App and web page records
:::::

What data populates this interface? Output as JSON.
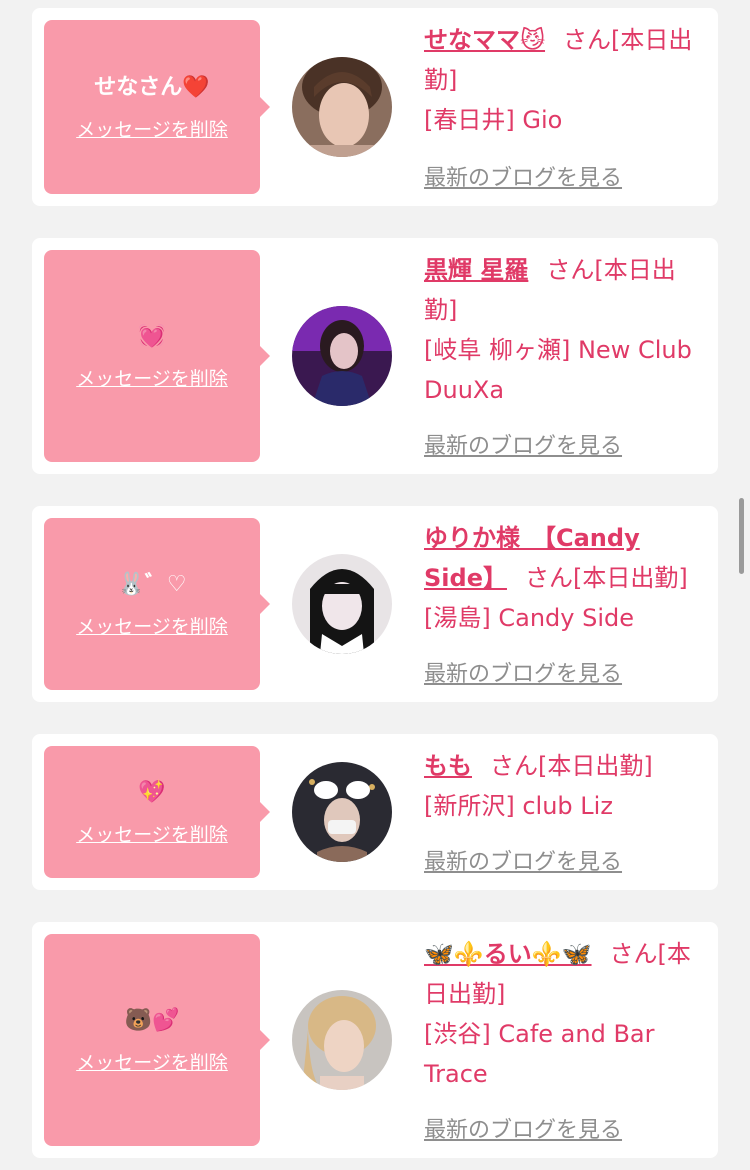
{
  "common": {
    "delete_label": "メッセージを削除",
    "blog_label": "最新のブログを見る"
  },
  "entries": [
    {
      "message": "せなさん",
      "message_emoji": "❤️",
      "name": "せなママ😼",
      "status": "さん[本日出勤]",
      "place": "[春日井] Gio"
    },
    {
      "message": "",
      "message_emoji": "💓",
      "name": "黒輝 星羅",
      "status": "さん[本日出勤]",
      "place": "[岐阜 柳ヶ瀬] New Club DuuXa"
    },
    {
      "message": "",
      "message_emoji": "🐰゛♡",
      "name": "ゆりか様　【Candy Side】",
      "status": "さん[本日出勤]",
      "place": "[湯島] Candy Side"
    },
    {
      "message": "",
      "message_emoji": "💖",
      "name": "もも",
      "status": "さん[本日出勤]",
      "place": "[新所沢] club Liz"
    },
    {
      "message": "",
      "message_emoji": "🐻💕",
      "name": "🦋⚜️るい⚜️🦋",
      "status": "さん[本日出勤]",
      "place": "[渋谷] Cafe and Bar Trace"
    }
  ],
  "colors": {
    "background": "#f2f2f2",
    "bubble": "#f99aaa",
    "accent": "#e03a67",
    "link_gray": "#8e8e8e"
  }
}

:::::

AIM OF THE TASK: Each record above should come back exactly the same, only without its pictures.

RESULT BELOW:
What data populates this interface? Output as JSON.
{
  "common": {
    "delete_label": "メッセージを削除",
    "blog_label": "最新のブログを見る"
  },
  "entries": [
    {
      "message": "せなさん",
      "message_emoji": "❤️",
      "name": "せなママ😼",
      "status": "さん[本日出勤]",
      "place": "[春日井] Gio"
    },
    {
      "message": "",
      "message_emoji": "💓",
      "name": "黒輝 星羅",
      "status": "さん[本日出勤]",
      "place": "[岐阜 柳ヶ瀬] New Club DuuXa"
    },
    {
      "message": "",
      "message_emoji": "🐰゛♡",
      "name": "ゆりか様　【Candy Side】",
      "status": "さん[本日出勤]",
      "place": "[湯島] Candy Side"
    },
    {
      "message": "",
      "message_emoji": "💖",
      "name": "もも",
      "status": "さん[本日出勤]",
      "place": "[新所沢] club Liz"
    },
    {
      "message": "",
      "message_emoji": "🐻💕",
      "name": "🦋⚜️るい⚜️🦋",
      "status": "さん[本日出勤]",
      "place": "[渋谷] Cafe and Bar Trace"
    }
  ],
  "colors": {
    "background": "#f2f2f2",
    "bubble": "#f99aaa",
    "accent": "#e03a67",
    "link_gray": "#8e8e8e"
  }
}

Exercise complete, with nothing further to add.